Hedge Funds are absorbing a punishing $8 million annual hit to their Assets Under Management (AUM) due to high levels of manual processes and outdated trading systems that are causing delays in sending orders out to market.
According to a new analysis from TradingScreen, a typical mid-sized long/short equity hedge fund ($5 billion AUM) wastes, on average, 2.5 hours per day dealing with 200 orders.
One of the most significant factors is poor system integration and manual steps to create, validate, and execute orders. This leads to delays in processing the order; from ideation to execution to booking. Lack of investment into these systems has rendered them slow and reliant on user intervention to re-key information that could be easily automated, both pre- and post-trade. By the time traders and portfolio managers have physically entered this information into their systems and sent orders out to market, prices may not have moved in their favour. For example a hedge fund trading American International Group Inc (AIG), the findings showed that with an order size equating to 2% of the stocks ADV ($6.8 million), the cost of being out of the market due to a 15 minute order delay was 16 basis point (bps) – which is more than 5 times the average brokerage commission cost on an order.
The research, which calculates an average affected notional daily trading volume of $150 million, looks at the opportunity cost for hedge funds using a benchmark that gives the volume weighted average price a stock has traded at throughout the day. These findings come as fund managers continue to evaluate the impact of the mid-March COVID-19 induced volatility on markets, ahead of a potential second wave in the months ahead.
Surika Vosloo, European product manager at TradingScreen, said: “With highly volatile markets, no hedge fund manager wants to be offloading, for example, a large block of FTSE 100 stocks without the required care and attention the order demands.
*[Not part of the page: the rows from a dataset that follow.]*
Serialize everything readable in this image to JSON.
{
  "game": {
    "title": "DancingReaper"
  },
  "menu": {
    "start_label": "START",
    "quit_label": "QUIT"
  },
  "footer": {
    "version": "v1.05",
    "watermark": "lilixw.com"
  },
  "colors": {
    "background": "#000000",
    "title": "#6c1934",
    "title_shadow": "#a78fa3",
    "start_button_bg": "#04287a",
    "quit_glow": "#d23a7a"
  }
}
The trouble is, as our findings show, time is quite literally money. With investors currently scrutinising every penny, the last thing any hedge fund manager needs is to be let down by clunky systems struggling to keep pace with a wide variety of order workflows and execution decisions.
“With a second bout of volatility potentially around the corner, trying to find a match for their larger orders continues to present major headaches for hedge funds. The faster they can analyse the potential market impact; the faster these orders can be sent out to market, and costs savings opportunities can be realised.”